The Bridgewater Arms pictured in 1964 shortly before its closure (image from the Bolton Museums collection, copyright Bolton Council). Manchester Road can be seen in the foreground with the pub and its neighbours set back slightly from the main road. The street running along the side of Worthington’s garage is Starcliffe Street, which still exists, though in a slightly truncated form. Video footage of the area around Gravel Hole and Moses Gate can be seen in this extract from the video, Bygone Bolton.
The Bridgewater Arms was in a part of Bolton named Gravel Hole situated right on the outskirts of Great Lever close to Moses Gate. The pub should not be confused with the Bridgewater Hotel that still stands on Buckley Lane in Farnworth.

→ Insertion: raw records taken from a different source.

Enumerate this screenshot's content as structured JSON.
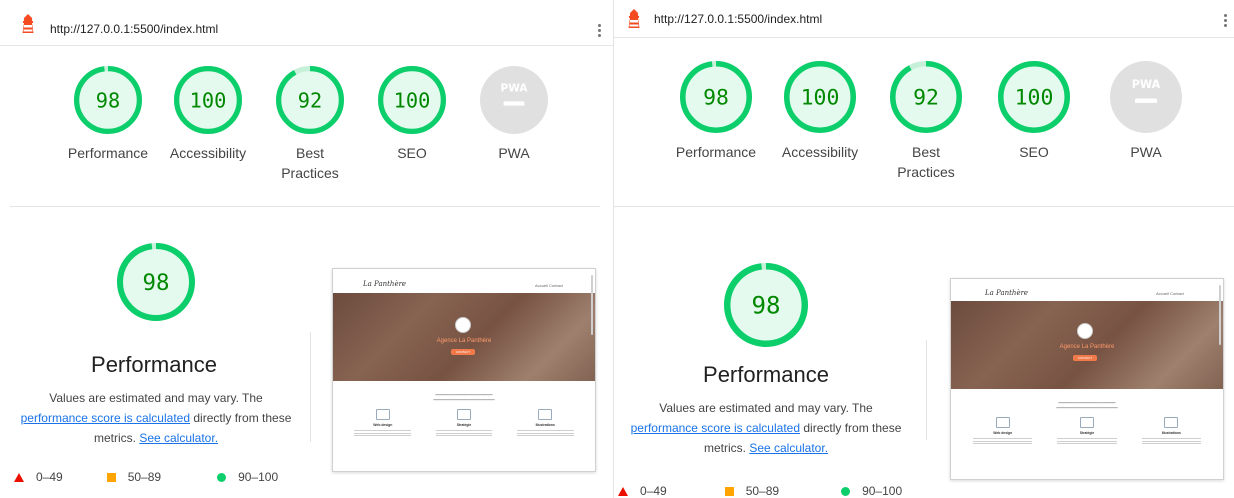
{
  "panels": [
    {
      "url": "http://127.0.0.1:5500/index.html",
      "gauges": [
        {
          "score": "98",
          "label": "Performance",
          "value": 98
        },
        {
          "score": "100",
          "label": "Accessibility",
          "value": 100
        },
        {
          "score": "92",
          "label": "Best Practices",
          "value": 92
        },
        {
          "score": "100",
          "label": "SEO",
          "value": 100
        },
        {
          "score": "",
          "label": "PWA",
          "value": 0
        }
      ],
      "perf": {
        "score": "98",
        "value": 98,
        "title": "Performance",
        "desc_pre": "Values are estimated and may vary. The",
        "link_calc": "performance score is calculated",
        "desc_mid": "directly from these metrics.",
        "link_see": "See calculator."
      },
      "legend": {
        "red": "0–49",
        "orange": "50–89",
        "green": "90–100"
      }
    },
    {
      "url": "http://127.0.0.1:5500/index.html",
      "gauges": [
        {
          "score": "98",
          "label": "Performance",
          "value": 98
        },
        {
          "score": "100",
          "label": "Accessibility",
          "value": 100
        },
        {
          "score": "92",
          "label": "Best Practices",
          "value": 92
        },
        {
          "score": "100",
          "label": "SEO",
          "value": 100
        },
        {
          "score": "",
          "label": "PWA",
          "value": 0
        }
      ],
      "perf": {
        "score": "98",
        "value": 98,
        "title": "Performance",
        "desc_pre": "Values are estimated and may vary. The",
        "link_calc": "performance score is calculated",
        "desc_mid": "directly from these metrics.",
        "link_see": "See calculator."
      },
      "legend": {
        "red": "0–49",
        "orange": "50–89",
        "green": "90–100"
      }
    }
  ],
  "pwa_badge": "PWA",
  "colors": {
    "pass": "#0cce6b",
    "pass_text": "#008800",
    "pass_fill": "#e5faef",
    "na": "#e0e0e0",
    "fail": "#eb0f00",
    "average": "#ffa400",
    "link": "#1a73e8"
  },
  "thumbnail": {
    "brand": "La Panthère",
    "hero_title": "Agence La Panthère",
    "hero_button": "CONTACT",
    "nav": "Accueil   Contact",
    "col_titles": [
      "Web design",
      "Stratégie",
      "Illustrations"
    ]
  }
}
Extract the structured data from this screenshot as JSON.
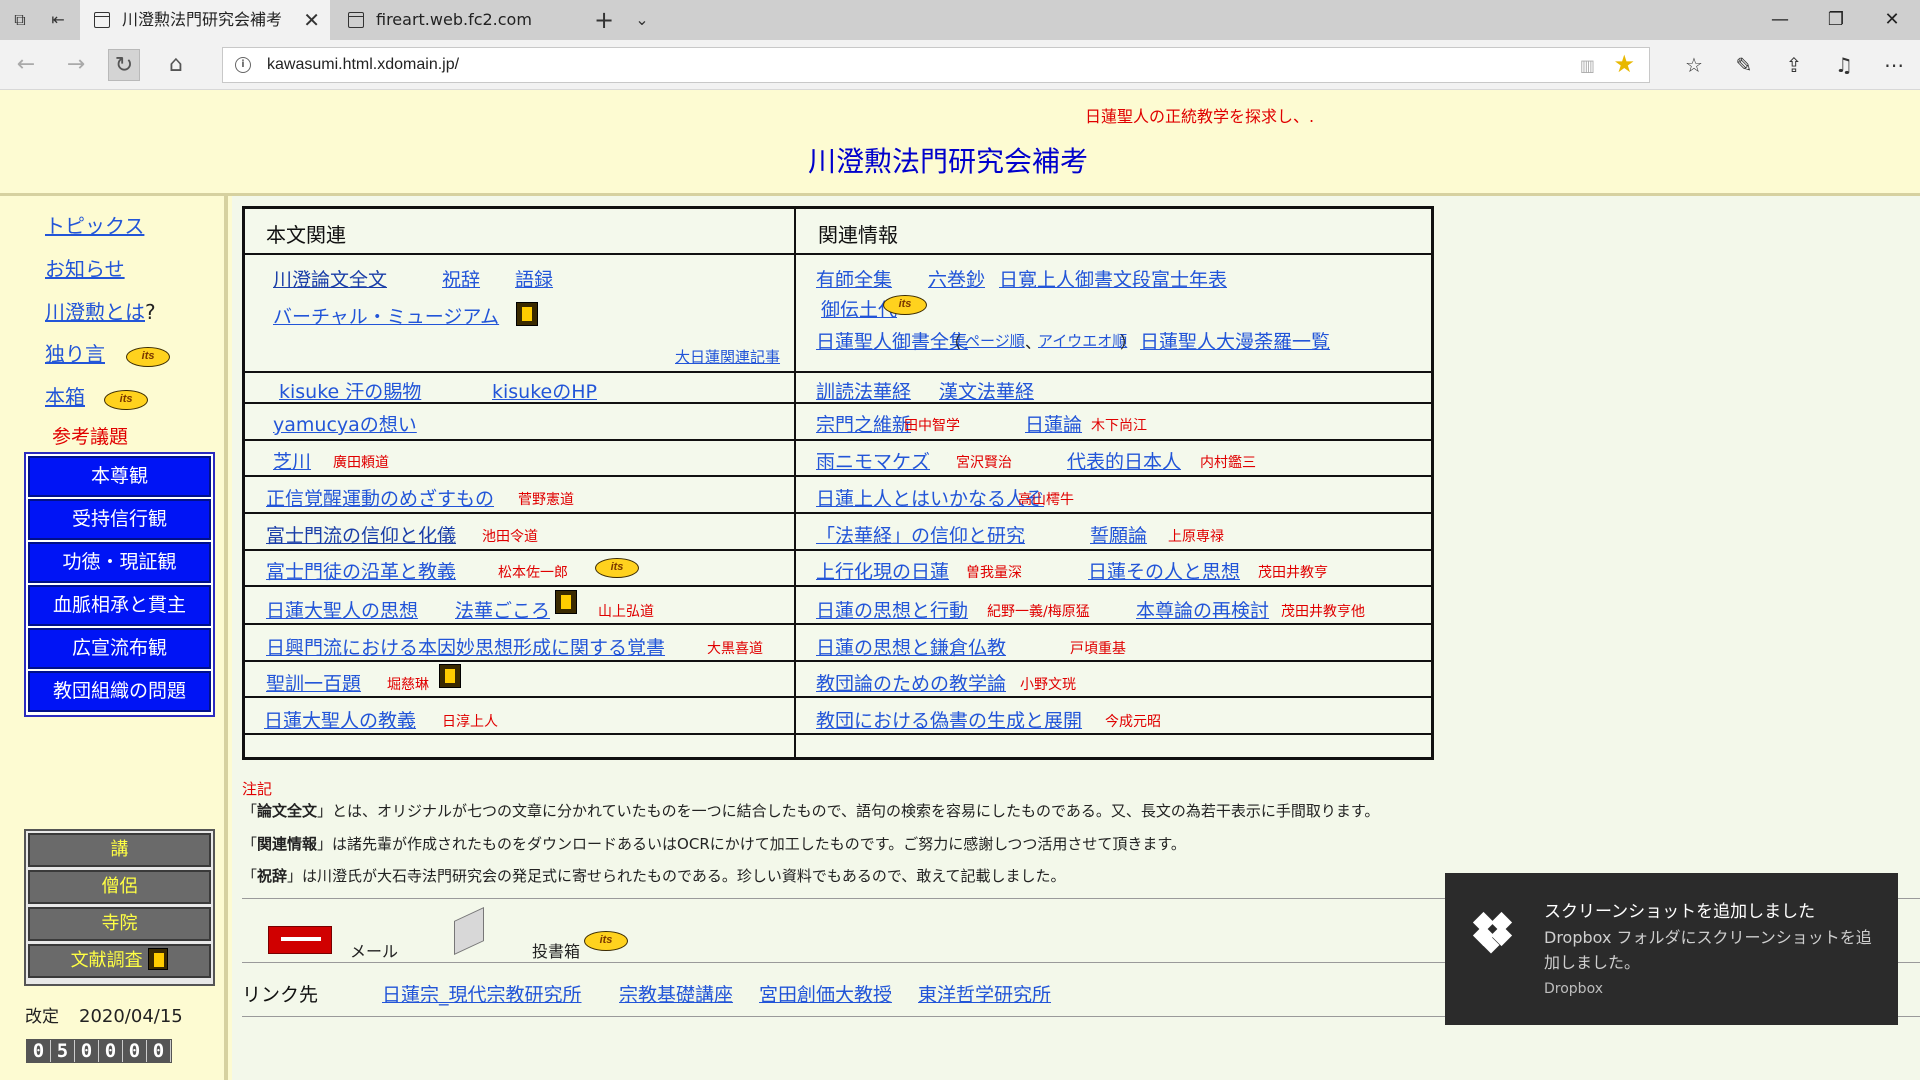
{
  "browser": {
    "tabs": [
      {
        "title": "川澄勲法門研究会補考",
        "active": true
      },
      {
        "title": "fireart.web.fc2.com",
        "active": false
      }
    ],
    "url": "kawasumi.html.xdomain.jp/"
  },
  "header": {
    "subtitle": "日蓮聖人の正統教学を探求し、.",
    "title": "川澄勲法門研究会補考"
  },
  "sidebar": {
    "links": [
      "トピックス",
      "お知らせ",
      "川澄勲とは",
      "独り言",
      "本箱"
    ],
    "question_mark": "?",
    "badge": "its",
    "section_heading": "参考議題",
    "blue_menu": [
      "本尊観",
      "受持信行観",
      "功徳・現証観",
      "血脈相承と貫主",
      "広宣流布観",
      "教団組織の問題"
    ],
    "gray_menu": [
      "講",
      "僧侶",
      "寺院",
      "文献調査"
    ],
    "date_label": "改定",
    "date_value": "2020/04/15",
    "counter": "050000"
  },
  "table": {
    "headers": {
      "left": "本文関連",
      "right": "関連情報"
    },
    "left": {
      "row1": {
        "links": [
          "川澄論文全文",
          "祝辞",
          "語録",
          "バーチャル・ミュージアム"
        ],
        "small_link": "大日蓮関連記事"
      },
      "row2": {
        "links": [
          "kisuke 汗の賜物",
          "kisukeのHP"
        ]
      },
      "row3": {
        "links": [
          "yamucyaの想い"
        ]
      },
      "row4": {
        "link": "芝川",
        "author": "廣田頼道"
      },
      "row5": {
        "link": "正信覚醒運動のめざすもの",
        "author": "菅野憲道"
      },
      "row6": {
        "link": "富士門流の信仰と化儀",
        "author": "池田令道"
      },
      "row7": {
        "link": "富士門徒の沿革と教義",
        "author": "松本佐一郎"
      },
      "row8": {
        "links": [
          "日蓮大聖人の思想",
          "法華ごころ"
        ],
        "author": "山上弘道"
      },
      "row9": {
        "link": "日興門流における本因妙思想形成に関する覚書",
        "author": "大黒喜道"
      },
      "row10": {
        "link": "聖訓一百題",
        "author": "堀慈琳"
      },
      "row11": {
        "link": "日蓮大聖人の教義",
        "author": "日淳上人"
      }
    },
    "right": {
      "row1": {
        "links": [
          "有師全集",
          "六巻鈔",
          "日寛上人御書文段",
          "富士年表",
          "御伝土代",
          "日蓮聖人御書全集",
          "ページ順",
          "アイウエオ順",
          "日蓮聖人大漫荼羅一覧"
        ],
        "paren_open": "（",
        "paren_sep": "、",
        "paren_close": "）"
      },
      "row2": {
        "links": [
          "訓読法華経",
          "漢文法華経"
        ]
      },
      "row3": {
        "links": [
          "宗門之維新",
          "日蓮論"
        ],
        "authors": [
          "田中智学",
          "木下尚江"
        ]
      },
      "row4": {
        "links": [
          "雨ニモマケズ",
          "代表的日本人"
        ],
        "authors": [
          "宮沢賢治",
          "内村鑑三"
        ]
      },
      "row5": {
        "link": "日蓮上人とはいかなる人ぞ",
        "author": "高山樗牛"
      },
      "row6": {
        "links": [
          "「法華経」の信仰と研究",
          "誓願論"
        ],
        "author": "上原専禄"
      },
      "row7": {
        "links": [
          "上行化現の日蓮",
          "日蓮その人と思想"
        ],
        "authors": [
          "曽我量深",
          "茂田井教亨"
        ]
      },
      "row8": {
        "links": [
          "日蓮の思想と行動",
          "本尊論の再検討"
        ],
        "authors": [
          "紀野一義/梅原猛",
          "茂田井教亨他"
        ]
      },
      "row9": {
        "link": "日蓮の思想と鎌倉仏教",
        "author": "戸頃重基"
      },
      "row10": {
        "link": "教団論のための教学論",
        "author": "小野文珖"
      },
      "row11": {
        "link": "教団における偽書の生成と展開",
        "author": "今成元昭"
      }
    }
  },
  "notes": {
    "heading": "注記",
    "items": [
      {
        "open": "「",
        "bold": "論文全文",
        "rest": "」とは、オリジナルが七つの文章に分かれていたものを一つに結合したもので、語句の検索を容易にしたものである。又、長文の為若干表示に手間取ります。"
      },
      {
        "open": "「",
        "bold": "関連情報",
        "rest": "」は諸先輩が作成されたものをダウンロードあるいはOCRにかけて加工したものです。ご努力に感謝しつつ活用させて頂きます。"
      },
      {
        "open": "「",
        "bold": "祝辞",
        "rest": "」は川澄氏が大石寺法門研究会の発足式に寄せられたものである。珍しい資料でもあるので、敢えて記載しました。"
      }
    ]
  },
  "footer": {
    "mail": "メール",
    "post": "投書箱",
    "links_label": "リンク先",
    "links": [
      "日蓮宗_現代宗教研究所",
      "宗教基礎講座",
      "宮田創価大教授",
      "東洋哲学研究所"
    ]
  },
  "toast": {
    "title": "スクリーンショットを追加しました",
    "body": "Dropbox フォルダにスクリーンショットを追加しました。",
    "app": "Dropbox"
  }
}
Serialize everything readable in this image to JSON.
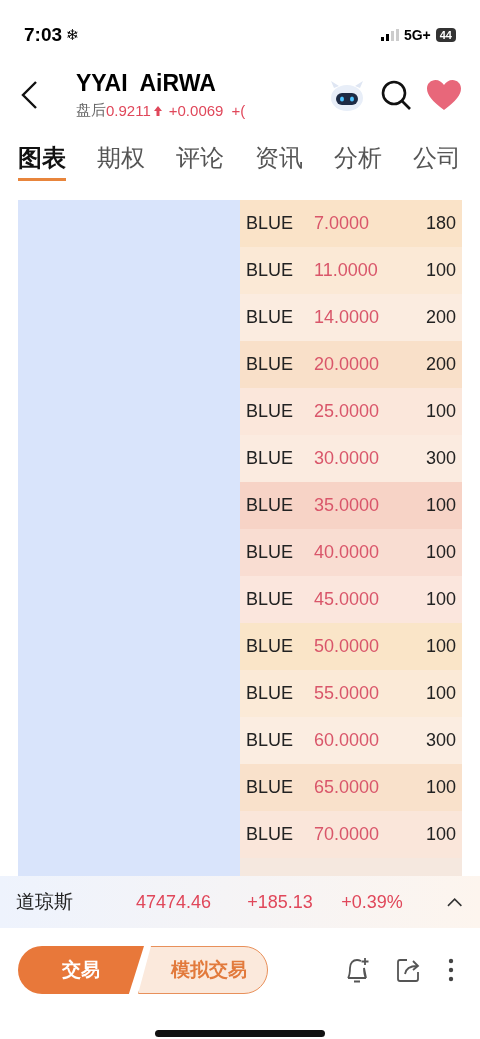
{
  "status_bar": {
    "time": "7:03",
    "time_icon": "❄",
    "network": "5G+",
    "battery": "44"
  },
  "header": {
    "title": "YYAI  AiRWA",
    "session": "盘后",
    "price": "0.9211",
    "change": "+0.0069",
    "change_pct": "+("
  },
  "tabs": [
    {
      "label": "图表",
      "selected": true
    },
    {
      "label": "期权",
      "selected": false
    },
    {
      "label": "评论",
      "selected": false
    },
    {
      "label": "资讯",
      "selected": false
    },
    {
      "label": "分析",
      "selected": false
    },
    {
      "label": "公司",
      "selected": false
    }
  ],
  "orders": [
    {
      "name": "BLUE",
      "price": "7.0000",
      "qty": "180",
      "color": "#fae3c8"
    },
    {
      "name": "BLUE",
      "price": "11.0000",
      "qty": "100",
      "color": "#fbe9d6"
    },
    {
      "name": "BLUE",
      "price": "14.0000",
      "qty": "200",
      "color": "#fbece0"
    },
    {
      "name": "BLUE",
      "price": "20.0000",
      "qty": "200",
      "color": "#f9e0c9"
    },
    {
      "name": "BLUE",
      "price": "25.0000",
      "qty": "100",
      "color": "#fbe7db"
    },
    {
      "name": "BLUE",
      "price": "30.0000",
      "qty": "300",
      "color": "#fbebe0"
    },
    {
      "name": "BLUE",
      "price": "35.0000",
      "qty": "100",
      "color": "#f7d3c6"
    },
    {
      "name": "BLUE",
      "price": "40.0000",
      "qty": "100",
      "color": "#f9ddd2"
    },
    {
      "name": "BLUE",
      "price": "45.0000",
      "qty": "100",
      "color": "#fbe6dd"
    },
    {
      "name": "BLUE",
      "price": "50.0000",
      "qty": "100",
      "color": "#fae5c8"
    },
    {
      "name": "BLUE",
      "price": "55.0000",
      "qty": "100",
      "color": "#fbead7"
    },
    {
      "name": "BLUE",
      "price": "60.0000",
      "qty": "300",
      "color": "#fbede1"
    },
    {
      "name": "BLUE",
      "price": "65.0000",
      "qty": "100",
      "color": "#f9e1cb"
    },
    {
      "name": "BLUE",
      "price": "70.0000",
      "qty": "100",
      "color": "#fae6da"
    }
  ],
  "index_ticker": {
    "name": "道琼斯",
    "value": "47474.46",
    "change": "+185.13",
    "change_pct": "+0.39%"
  },
  "bottom_bar": {
    "trade": "交易",
    "paper_trade": "模拟交易"
  }
}
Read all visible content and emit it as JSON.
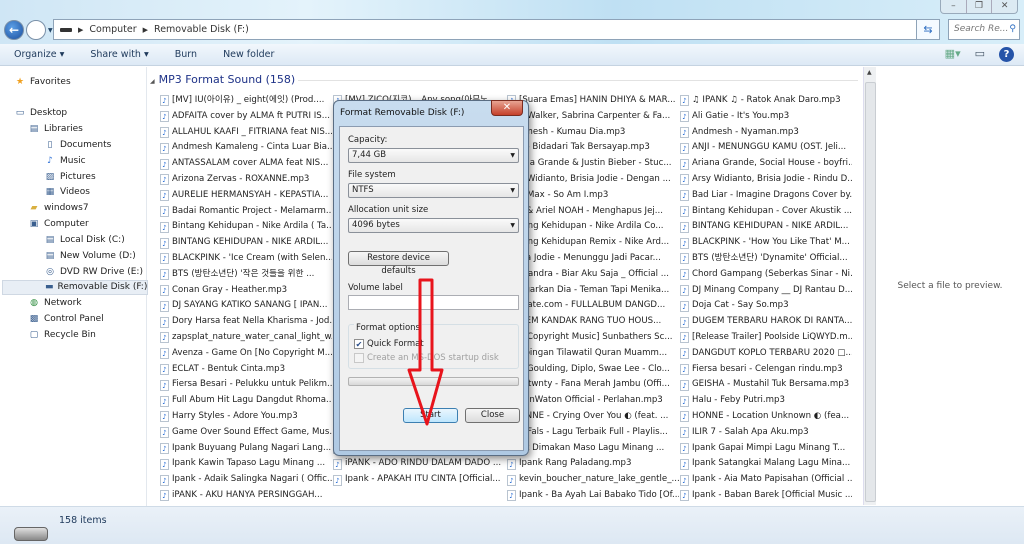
{
  "window": {
    "buttons": {
      "minimize": "–",
      "maximize": "❐",
      "close": "✕"
    }
  },
  "address": {
    "root": "Computer",
    "current": "Removable Disk (F:)",
    "search_placeholder": "Search Re..."
  },
  "toolbar": {
    "organize": "Organize ▾",
    "share": "Share with ▾",
    "burn": "Burn",
    "new_folder": "New folder"
  },
  "sidebar": {
    "items": [
      {
        "label": "Favorites",
        "icon": "star-icon"
      },
      {
        "label": "Desktop",
        "icon": "desktop-icon"
      },
      {
        "label": "Libraries",
        "icon": "libraries-icon"
      },
      {
        "label": "Documents",
        "icon": "documents-icon"
      },
      {
        "label": "Music",
        "icon": "music-icon"
      },
      {
        "label": "Pictures",
        "icon": "pictures-icon"
      },
      {
        "label": "Videos",
        "icon": "videos-icon"
      },
      {
        "label": "windows7",
        "icon": "user-folder-icon"
      },
      {
        "label": "Computer",
        "icon": "computer-icon"
      },
      {
        "label": "Local Disk (C:)",
        "icon": "disk-icon"
      },
      {
        "label": "New Volume (D:)",
        "icon": "disk-icon"
      },
      {
        "label": "DVD RW Drive (E:)",
        "icon": "dvd-icon"
      },
      {
        "label": "Removable Disk (F:)",
        "icon": "usb-drive-icon",
        "selected": true
      },
      {
        "label": "Network",
        "icon": "network-icon"
      },
      {
        "label": "Control Panel",
        "icon": "control-panel-icon"
      },
      {
        "label": "Recycle Bin",
        "icon": "recycle-bin-icon"
      }
    ]
  },
  "content": {
    "group_title": "MP3 Format Sound (158)",
    "columns": [
      [
        "[MV] IU(아이유) _ eight(에잇) (Prod....",
        "ADFAITA cover by ALMA ft PUTRI IS...",
        "ALLAHUL KAAFI _ FITRIANA feat NIS...",
        "Andmesh Kamaleng - Cinta Luar Bia...",
        "ANTASSALAM cover ALMA feat NIS...",
        "Arizona Zervas - ROXANNE.mp3",
        "AURELIE HERMANSYAH - KEPASTIA...",
        "Badai Romantic Project - Melamarm...",
        "Bintang Kehidupan - Nike Ardila ( Ta...",
        "BINTANG KEHIDUPAN - NIKE ARDIL...",
        "BLACKPINK - 'Ice Cream (with Selen...",
        "BTS (방탄소년단) '작은 것들을 위한 ...",
        "Conan Gray - Heather.mp3",
        "DJ SAYANG KATIKO SANANG [ IPAN...",
        "Dory Harsa feat Nella Kharisma - Jod...",
        "zapsplat_nature_water_canal_light_w...",
        "Avenza - Game On [No Copyright M...",
        "ECLAT - Bentuk Cinta.mp3",
        "Fiersa Besari - Pelukku untuk Pelikm...",
        "Full Abum Hit Lagu Dangdut Rhoma...",
        "Harry Styles - Adore You.mp3",
        "Game Over Sound Effect Game, Mus...",
        "Ipank   Buyuang Pulang Nagari Lang...",
        "Ipank   Kawin Tapaso Lagu Minang ...",
        "Ipank - Adaik Salingka Nagari ( Offic...",
        "iPANK - AKU HANYA PERSINGGAH..."
      ],
      [
        "[MV] ZICO(지코) _ Any song(아무노...",
        "",
        "",
        "",
        "",
        "",
        "",
        "",
        "",
        "",
        "",
        "",
        "",
        "",
        "",
        "",
        "",
        "",
        "",
        "",
        "",
        "",
        "Ipank   Maafkan Mande Lagu Minan...",
        "iPANK - ADO RINDU DALAM DADO ...",
        "Ipank - APAKAH ITU CINTA [Official..."
      ],
      [
        "[Suara Emas] HANIN DHIYA & MAR...",
        "n Walker, Sabrina Carpenter & Fa...",
        "dmesh - Kumau Dia.mp3",
        "ji - Bidadari Tak Bersayap.mp3",
        "ana Grande & Justin Bieber - Stuc...",
        "y Widianto, Brisia Jodie - Dengan ...",
        "a Max - So Am I.mp3",
        "L & Ariel NOAH - Menghapus Jej...",
        "tang Kehidupan - Nike Ardila Co...",
        "tang Kehidupan Remix - Nike Ard...",
        "sia Jodie - Menunggu Jadi Pacar...",
        "ssandra - Biar Aku Saja _ Official ...",
        "ngarkan Dia - Teman Tapi Menika...",
        "mate.com - FULLALBUM DANGD...",
        "GEM KANDAK RANG TUO HOUS...",
        "o Copyright Music] Sunbathers Sc...",
        "nbingan Tilawatil Quran Muamm...",
        "e Goulding, Diplo, Swae Lee - Clo...",
        "urtwnty - Fana Merah Jambu (Offi...",
        "yonWaton Official - Perlahan.mp3",
        "ONNE - Crying Over You ◐ (feat. ...",
        "n Fals - Lagu Terbaik Full - Playlis...",
        "nk   Dimakan Maso Lagu Minang ...",
        "Ipank   Rang Paladang.mp3",
        "kevin_boucher_nature_lake_gentle_...",
        "Ipank - Ba Ayah Lai Babako Tido [Of..."
      ],
      [
        "♫ IPANK ♫ - Ratok Anak Daro.mp3",
        "Ali Gatie - It's You.mp3",
        "Andmesh - Nyaman.mp3",
        "ANJI - MENUNGGU KAMU (OST. Jeli...",
        "Ariana Grande, Social House - boyfri...",
        "Arsy Widianto, Brisia Jodie - Rindu D...",
        "Bad Liar - Imagine Dragons Cover by...",
        "Bintang Kehidupan - Cover Akustik ...",
        "BINTANG KEHIDUPAN - NIKE ARDIL...",
        "BLACKPINK - 'How You Like That' M...",
        "BTS (방탄소년단) 'Dynamite' Official...",
        "Chord Gampang (Seberkas Sinar - Ni...",
        "DJ Minang Company __ DJ Rantau D...",
        "Doja Cat - Say So.mp3",
        "DUGEM TERBARU HAROK DI RANTA...",
        "[Release Trailer] Poolside LiQWYD.m...",
        "DANGDUT KOPLO TERBARU 2020 □...",
        "Fiersa besari - Celengan rindu.mp3",
        "GEISHA - Mustahil Tuk Bersama.mp3",
        "Halu - Feby Putri.mp3",
        "HONNE - Location Unknown ◐ (fea...",
        "ILIR 7 - Salah Apa Aku.mp3",
        "Ipank   Gapai Mimpi Lagu Minang T...",
        "Ipank   Satangkai Malang Lagu Mina...",
        "Ipank - Aia Mato Papisahan (Official ...",
        "Ipank - Baban Barek [Official Music ..."
      ]
    ]
  },
  "preview": {
    "text": "Select a file to preview."
  },
  "status": {
    "count": "158 items"
  },
  "dialog": {
    "title": "Format Removable Disk (F:)",
    "close": "✕",
    "capacity_label": "Capacity:",
    "capacity_value": "7,44 GB",
    "fs_label": "File system",
    "fs_value": "NTFS",
    "alloc_label": "Allocation unit size",
    "alloc_value": "4096 bytes",
    "restore": "Restore device defaults",
    "volume_label": "Volume label",
    "volume_value": "",
    "options_label": "Format options",
    "quick_format": "Quick Format",
    "quick_format_checked": true,
    "msdos": "Create an MS-DOS startup disk",
    "msdos_checked": false,
    "progress": 0,
    "start": "Start",
    "close_btn": "Close"
  },
  "annotation": {
    "arrow_color": "#e8141c"
  }
}
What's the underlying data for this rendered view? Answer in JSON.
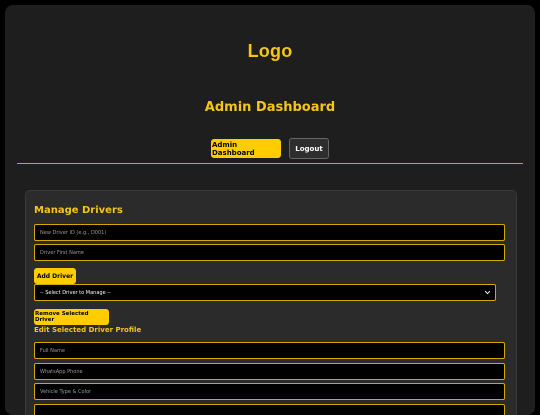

Gravel Hole was actually nothing more than a hamlet – a small collection of buildings on the main road from Bolton situated just before the current turn-off down to Little Lever and stretching for a couple of hundred yards along Manchester Road. The Gravel Hole colliery was situated in the valley below.
In the late-1820s a Mr E Darbyshire opened a bowling green in the Gravel Hole area and that appears to have been one of the catalysts for the opening of two nearby pubs, one of which was the Bridgewater Arms.
William Burton was one of the first landlords in the 1830s and he was succeeded towards the end of that decade by Thomas Tunstall, who moved into the Bridgewater around 1839.
By 1853, John Shaw was the licensee having moved from the other pub at Gravel Hole, the Bradford Arms. The Shaws were in charge for over 20 years with John succeeded by his son, David, when John died in 1865.
The pub was a meeting place for a number of organisations. The trustees of Farnworth Grammar School met at the pub from 1856 to 1861, while the Rising Spring lodge of the Odd Fellows were meeting there in the late-1870s. 
By the 1920s, the Bridgewater had its own bowling green which was situated to the rear of the pub. That remained until the pub closed.
The end for the Bridgewater came in 1966. The Farnworth and Kearsley By-Pass was planned in 1961, permission was granted in 1965 and building began almost immediately. The Bridgewater closed that year and was soon demolished.
The by-pass opened on 21 December 1967. 
 Online copy of a pamphlet recording the history of Farnworth Grammar School and published to mark the school’s 250th anniversary in 1965. Accessed 31 October 2014.
 Lancashire County Council article written in 2000 giving details of the planning and construction of the Farnworth and Kearsley By-Pass. Accessed 31 October 2014.
The Gravel Hole area pictured in May 2012 (copyright Google Street View). The whole area has changed beyond recognition. The site of the Bridgewater Arms was roughly where the grass is next to the entrance for the road leading to Darcy Lever.
The Gravel Hole area pictured in May 2012 (copyright Google Street View). The whole area has changed beyond recognition. The site of the Bridgewater Arms was roughly where the grass is in the foreground next to the entrance for the road leading to Darcy Lever.